#### What to work on:
Line by line, output the entries below exactly as they appear.

#### Excerpts from an interface dataset:
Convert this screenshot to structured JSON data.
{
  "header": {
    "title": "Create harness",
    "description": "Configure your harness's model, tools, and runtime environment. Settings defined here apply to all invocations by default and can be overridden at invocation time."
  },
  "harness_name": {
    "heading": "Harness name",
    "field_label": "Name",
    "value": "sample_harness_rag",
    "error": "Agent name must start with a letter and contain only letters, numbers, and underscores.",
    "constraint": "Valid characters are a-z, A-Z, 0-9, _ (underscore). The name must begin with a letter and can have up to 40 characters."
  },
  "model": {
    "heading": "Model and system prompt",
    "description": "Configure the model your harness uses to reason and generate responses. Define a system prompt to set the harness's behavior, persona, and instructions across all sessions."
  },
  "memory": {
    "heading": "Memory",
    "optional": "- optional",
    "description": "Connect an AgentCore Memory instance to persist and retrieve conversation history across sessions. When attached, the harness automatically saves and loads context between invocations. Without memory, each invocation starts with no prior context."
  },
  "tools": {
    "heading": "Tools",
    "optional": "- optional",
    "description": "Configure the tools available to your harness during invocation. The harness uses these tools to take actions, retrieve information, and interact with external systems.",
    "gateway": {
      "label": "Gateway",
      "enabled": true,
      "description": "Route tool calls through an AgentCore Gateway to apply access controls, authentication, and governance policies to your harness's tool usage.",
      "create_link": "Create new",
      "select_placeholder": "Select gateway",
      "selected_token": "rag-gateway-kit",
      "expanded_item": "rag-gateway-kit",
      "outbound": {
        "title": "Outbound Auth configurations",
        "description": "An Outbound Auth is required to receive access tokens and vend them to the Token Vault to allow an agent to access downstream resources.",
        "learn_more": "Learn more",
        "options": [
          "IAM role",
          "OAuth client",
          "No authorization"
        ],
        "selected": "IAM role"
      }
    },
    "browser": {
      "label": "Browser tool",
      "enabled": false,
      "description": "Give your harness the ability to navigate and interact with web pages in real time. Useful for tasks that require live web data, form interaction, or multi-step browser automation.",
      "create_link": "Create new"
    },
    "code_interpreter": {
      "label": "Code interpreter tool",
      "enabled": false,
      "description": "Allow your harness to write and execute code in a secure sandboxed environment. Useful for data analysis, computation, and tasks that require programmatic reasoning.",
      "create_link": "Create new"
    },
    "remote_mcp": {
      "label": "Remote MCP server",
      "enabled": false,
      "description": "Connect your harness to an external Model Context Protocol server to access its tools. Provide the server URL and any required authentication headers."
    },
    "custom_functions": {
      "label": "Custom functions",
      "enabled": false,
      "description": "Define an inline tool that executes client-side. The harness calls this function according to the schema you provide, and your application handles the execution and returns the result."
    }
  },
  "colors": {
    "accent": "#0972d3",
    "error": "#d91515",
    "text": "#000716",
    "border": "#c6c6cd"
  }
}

#### Output for this exercise:
Convert this screenshot to structured JSON data.
{
  "header": {
    "title": "Create harness",
    "description": "Configure your harness's model, tools, and runtime environment. Settings defined here apply to all invocations by default and can be overridden at invocation time."
  },
  "harness_name": {
    "heading": "Harness name",
    "field_label": "Name",
    "value": "sample_harness_rag",
    "error": "Agent name must start with a letter and contain only letters, numbers, and underscores.",
    "constraint": "Valid characters are a-z, A-Z, 0-9, _ (underscore). The name must begin with a letter and can have up to 40 characters."
  },
  "model": {
    "heading": "Model and system prompt",
    "description": "Configure the model your harness uses to reason and generate responses. Define a system prompt to set the harness's behavior, persona, and instructions across all sessions."
  },
  "memory": {
    "heading": "Memory",
    "optional": "- optional",
    "description": "Connect an AgentCore Memory instance to persist and retrieve conversation history across sessions. When attached, the harness automatically saves and loads context between invocations. Without memory, each invocation starts with no prior context."
  },
  "tools": {
    "heading": "Tools",
    "optional": "- optional",
    "description": "Configure the tools available to your harness during invocation. The harness uses these tools to take actions, retrieve information, and interact with external systems.",
    "gateway": {
      "label": "Gateway",
      "enabled": true,
      "description": "Route tool calls through an AgentCore Gateway to apply access controls, authentication, and governance policies to your harness's tool usage.",
      "create_link": "Create new",
      "select_placeholder": "Select gateway",
      "selected_token": "rag-gateway-kit",
      "expanded_item": "rag-gateway-kit",
      "outbound": {
        "title": "Outbound Auth configurations",
        "description": "An Outbound Auth is required to receive access tokens and vend them to the Token Vault to allow an agent to access downstream resources.",
        "learn_more": "Learn more",
        "options": [
          "IAM role",
          "OAuth client",
          "No authorization"
        ],
        "selected": "IAM role"
      }
    },
    "browser": {
      "label": "Browser tool",
      "enabled": false,
      "description": "Give your harness the ability to navigate and interact with web pages in real time. Useful for tasks that require live web data, form interaction, or multi-step browser automation.",
      "create_link": "Create new"
    },
    "code_interpreter": {
      "label": "Code interpreter tool",
      "enabled": false,
      "description": "Allow your harness to write and execute code in a secure sandboxed environment. Useful for data analysis, computation, and tasks that require programmatic reasoning.",
      "create_link": "Create new"
    },
    "remote_mcp": {
      "label": "Remote MCP server",
      "enabled": false,
      "description": "Connect your harness to an external Model Context Protocol server to access its tools. Provide the server URL and any required authentication headers."
    },
    "custom_functions": {
      "label": "Custom functions",
      "enabled": false,
      "description": "Define an inline tool that executes client-side. The harness calls this function according to the schema you provide, and your application handles the execution and returns the result."
    }
  },
  "colors": {
    "accent": "#0972d3",
    "error": "#d91515",
    "text": "#000716",
    "border": "#c6c6cd"
  }
}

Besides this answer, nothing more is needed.